**What this task involves:** In how many lines of the data below does the word "local" appear? Reply with the number and nothing more.
|---|
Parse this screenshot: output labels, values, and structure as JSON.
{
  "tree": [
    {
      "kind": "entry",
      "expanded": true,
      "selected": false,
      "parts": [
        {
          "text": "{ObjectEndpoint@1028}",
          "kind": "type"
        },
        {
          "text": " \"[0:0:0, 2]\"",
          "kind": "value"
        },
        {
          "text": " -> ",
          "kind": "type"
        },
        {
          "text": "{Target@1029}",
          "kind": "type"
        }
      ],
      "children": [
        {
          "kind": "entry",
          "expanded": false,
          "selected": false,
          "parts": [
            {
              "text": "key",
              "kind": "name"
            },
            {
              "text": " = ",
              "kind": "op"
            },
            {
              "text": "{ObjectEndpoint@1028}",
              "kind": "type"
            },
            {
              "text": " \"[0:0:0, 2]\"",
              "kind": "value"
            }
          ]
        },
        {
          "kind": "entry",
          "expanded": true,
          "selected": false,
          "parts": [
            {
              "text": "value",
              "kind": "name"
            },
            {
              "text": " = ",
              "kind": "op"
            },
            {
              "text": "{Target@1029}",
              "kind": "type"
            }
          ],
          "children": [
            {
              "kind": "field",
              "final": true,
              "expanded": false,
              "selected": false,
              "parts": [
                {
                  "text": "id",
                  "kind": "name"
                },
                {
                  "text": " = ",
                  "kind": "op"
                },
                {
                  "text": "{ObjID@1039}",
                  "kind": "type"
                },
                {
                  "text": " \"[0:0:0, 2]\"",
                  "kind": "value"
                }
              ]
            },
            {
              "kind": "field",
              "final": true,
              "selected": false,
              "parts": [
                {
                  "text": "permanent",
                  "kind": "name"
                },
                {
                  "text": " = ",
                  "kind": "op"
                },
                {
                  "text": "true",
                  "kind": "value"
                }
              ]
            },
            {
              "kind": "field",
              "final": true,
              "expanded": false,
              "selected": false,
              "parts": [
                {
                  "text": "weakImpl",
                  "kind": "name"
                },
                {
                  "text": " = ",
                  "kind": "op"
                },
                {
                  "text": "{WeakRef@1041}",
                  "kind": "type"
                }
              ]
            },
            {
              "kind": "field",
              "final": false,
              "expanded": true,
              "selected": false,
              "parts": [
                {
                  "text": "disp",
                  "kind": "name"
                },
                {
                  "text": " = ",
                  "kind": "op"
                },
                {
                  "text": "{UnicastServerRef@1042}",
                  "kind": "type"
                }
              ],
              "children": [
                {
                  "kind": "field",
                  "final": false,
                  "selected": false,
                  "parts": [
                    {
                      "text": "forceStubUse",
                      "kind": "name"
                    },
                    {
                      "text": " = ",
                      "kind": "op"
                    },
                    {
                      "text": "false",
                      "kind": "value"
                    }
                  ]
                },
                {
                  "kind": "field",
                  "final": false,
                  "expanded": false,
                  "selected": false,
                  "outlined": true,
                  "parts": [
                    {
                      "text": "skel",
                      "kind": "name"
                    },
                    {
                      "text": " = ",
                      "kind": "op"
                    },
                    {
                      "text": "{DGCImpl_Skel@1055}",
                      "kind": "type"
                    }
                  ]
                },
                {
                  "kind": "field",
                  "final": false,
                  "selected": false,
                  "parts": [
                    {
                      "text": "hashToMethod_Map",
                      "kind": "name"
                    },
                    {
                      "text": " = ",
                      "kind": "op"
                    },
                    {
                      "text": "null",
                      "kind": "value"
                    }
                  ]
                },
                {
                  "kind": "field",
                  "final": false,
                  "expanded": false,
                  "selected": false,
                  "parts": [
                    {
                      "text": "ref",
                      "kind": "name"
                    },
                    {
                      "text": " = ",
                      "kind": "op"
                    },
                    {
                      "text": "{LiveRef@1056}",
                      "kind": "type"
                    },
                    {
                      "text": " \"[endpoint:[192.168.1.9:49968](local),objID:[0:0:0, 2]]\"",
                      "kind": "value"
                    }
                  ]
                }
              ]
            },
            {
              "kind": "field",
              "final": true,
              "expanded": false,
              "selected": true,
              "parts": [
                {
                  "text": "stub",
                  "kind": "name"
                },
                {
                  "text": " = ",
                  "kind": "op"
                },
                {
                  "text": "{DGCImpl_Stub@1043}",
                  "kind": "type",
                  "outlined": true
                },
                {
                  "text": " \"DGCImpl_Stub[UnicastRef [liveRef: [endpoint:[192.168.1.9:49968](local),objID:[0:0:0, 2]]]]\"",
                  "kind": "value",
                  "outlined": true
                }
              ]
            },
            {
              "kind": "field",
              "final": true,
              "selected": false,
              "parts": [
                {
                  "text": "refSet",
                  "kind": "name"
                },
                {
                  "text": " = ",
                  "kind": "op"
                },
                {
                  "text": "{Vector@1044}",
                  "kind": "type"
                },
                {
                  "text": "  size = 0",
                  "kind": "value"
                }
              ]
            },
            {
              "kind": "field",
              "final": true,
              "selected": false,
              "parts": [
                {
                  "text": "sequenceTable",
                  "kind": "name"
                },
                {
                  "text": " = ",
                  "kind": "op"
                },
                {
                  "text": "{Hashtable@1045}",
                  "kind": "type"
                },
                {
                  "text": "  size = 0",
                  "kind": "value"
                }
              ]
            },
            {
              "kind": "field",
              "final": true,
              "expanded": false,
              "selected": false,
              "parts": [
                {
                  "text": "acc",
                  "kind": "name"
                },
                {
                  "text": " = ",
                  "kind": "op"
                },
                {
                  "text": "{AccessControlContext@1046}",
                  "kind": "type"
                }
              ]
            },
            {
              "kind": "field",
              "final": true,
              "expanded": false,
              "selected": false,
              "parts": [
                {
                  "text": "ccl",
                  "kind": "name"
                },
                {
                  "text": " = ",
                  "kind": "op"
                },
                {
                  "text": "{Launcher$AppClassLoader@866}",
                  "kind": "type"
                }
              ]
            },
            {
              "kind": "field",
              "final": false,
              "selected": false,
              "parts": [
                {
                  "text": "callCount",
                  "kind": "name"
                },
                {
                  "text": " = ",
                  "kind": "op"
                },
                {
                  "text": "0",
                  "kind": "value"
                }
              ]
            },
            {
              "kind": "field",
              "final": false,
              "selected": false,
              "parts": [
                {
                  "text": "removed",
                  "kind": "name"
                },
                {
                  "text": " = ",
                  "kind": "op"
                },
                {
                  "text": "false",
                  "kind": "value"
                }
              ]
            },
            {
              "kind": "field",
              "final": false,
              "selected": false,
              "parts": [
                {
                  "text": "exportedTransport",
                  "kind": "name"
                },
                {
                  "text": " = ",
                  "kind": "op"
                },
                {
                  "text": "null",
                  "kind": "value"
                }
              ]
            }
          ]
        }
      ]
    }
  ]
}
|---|
**Answer to the exercise:** 2